I have found working in childcare both challenging and rewarding, and my role has helped me gain valuable experience and knowledge of working with younger children, though I have come across some of the challenges that male carers face. For example, on one occasion a parent asked whether I changed children’s nappies on a regular basis. The parent was told I was a fully qualified member of staff with relevant CRB checks to prove that I was deemed fit to work in such an environment, however my gender made the parent feel uncomfortable.
The popular media can often be guilty of portraying male care workers in a negative light. This sometimes sensationalised coverage only serves to fuel and provoke anxiety amongst parents of young children. At Eureka! we strive to overcome the stigma attached to males working in childcare settings in order to provide a holistic, caring and nurturing environment for children and their families. With more males taking a lead role in parenting, we believe that it’s even more important to have male role models in the early years setting to reflect the changing nature of families.
This is reinforced by research undertaken by London Early Years Foundation (LEYF) in 2012, who found that “It has been readily acknowledged by early years practitioners and development theorists alike that it is important for a child’s development to have both strong male and female role models, especially for children from single parent families”.
It is argued that children need role models of both genders and, when it comes to childcare settings, children definitely benefit from seeing both men and woman in caring roles.
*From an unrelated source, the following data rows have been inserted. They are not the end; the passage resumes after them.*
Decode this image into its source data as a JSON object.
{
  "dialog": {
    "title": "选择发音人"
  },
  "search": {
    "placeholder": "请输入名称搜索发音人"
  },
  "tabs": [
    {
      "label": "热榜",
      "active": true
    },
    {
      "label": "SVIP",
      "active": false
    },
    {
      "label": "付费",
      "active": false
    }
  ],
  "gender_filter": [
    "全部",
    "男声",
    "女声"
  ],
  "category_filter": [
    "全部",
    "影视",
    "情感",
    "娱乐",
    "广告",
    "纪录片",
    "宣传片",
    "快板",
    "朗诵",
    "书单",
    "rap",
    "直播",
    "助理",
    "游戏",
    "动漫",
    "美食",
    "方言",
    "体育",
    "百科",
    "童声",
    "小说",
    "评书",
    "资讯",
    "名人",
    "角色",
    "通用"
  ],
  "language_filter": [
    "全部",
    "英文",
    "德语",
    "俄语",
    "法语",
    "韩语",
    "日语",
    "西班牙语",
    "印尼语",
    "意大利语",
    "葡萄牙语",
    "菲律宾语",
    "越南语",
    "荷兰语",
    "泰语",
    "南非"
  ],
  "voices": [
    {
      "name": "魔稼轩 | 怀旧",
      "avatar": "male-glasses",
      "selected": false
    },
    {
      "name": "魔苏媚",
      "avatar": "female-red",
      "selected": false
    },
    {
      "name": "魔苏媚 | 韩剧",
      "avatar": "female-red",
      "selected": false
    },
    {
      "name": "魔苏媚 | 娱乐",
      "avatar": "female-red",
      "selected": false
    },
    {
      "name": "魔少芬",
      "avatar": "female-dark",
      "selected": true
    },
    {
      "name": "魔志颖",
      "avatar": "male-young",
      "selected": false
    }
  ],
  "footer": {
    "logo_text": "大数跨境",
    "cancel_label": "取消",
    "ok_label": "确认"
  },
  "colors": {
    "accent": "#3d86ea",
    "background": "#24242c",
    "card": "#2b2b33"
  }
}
This challenges the stereotype that caring is ‘woman’s work’, and as society changes it becomes increasingly important to experience positive male role models at all stages of education. Sharing common ground with male parents and carers also enables us to build positive relationships with families as a whole.
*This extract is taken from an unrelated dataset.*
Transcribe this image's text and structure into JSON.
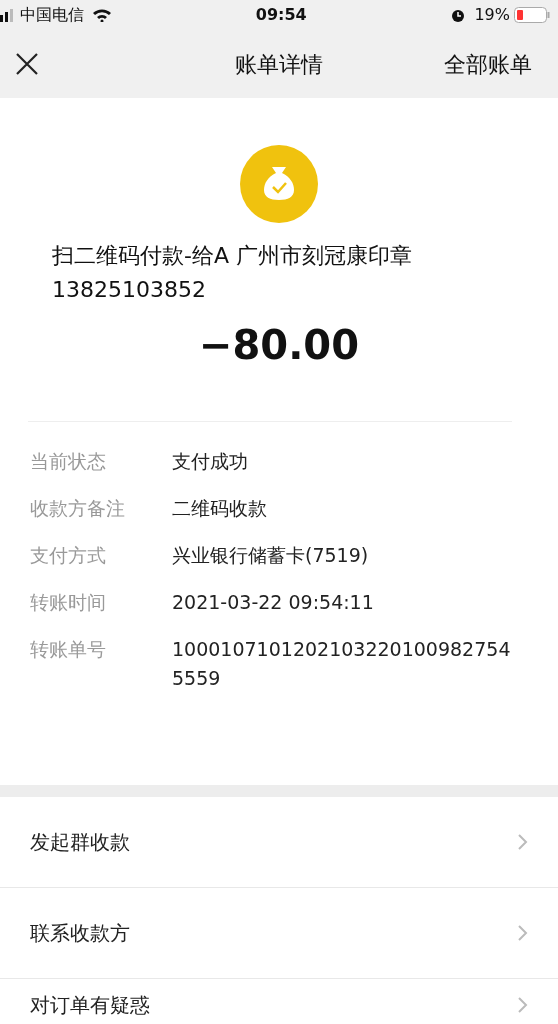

“It has been refreshing to see male practitioners playing an active part in both my sons’ care. I believe that this stands them in good stead for the future giving them a broader understanding of society that both male and females are caring and compassionate, and that childcare is not just woman’s work”.
– Andrew Brown, parent of twin boys at Eureka! Nursery
As recognised by the LEYF research and the current government’s target of increasing the current percentage of males working in childcare, we see clearly that increasing the number of men working in child care has ramifications beyond the work itself: It has significance for gender equality in society, for gender divisions and for the needs of children.
Playing a part in a child’s life – however big or small – has to be one of the most rewarding jobs that there is. Knowing that I make a difference to the lives of children and families is what inspires me to continue. I strive to give the children in my care a passion for learning that will last throughout their lives, a willingness to take care of themselves and others, and the ability to treasure each moment – all providing in a caring environment, with a sense of humour and fun, and showing them from an early age that there is room for positive, nurturing, caring men in their childcare setting.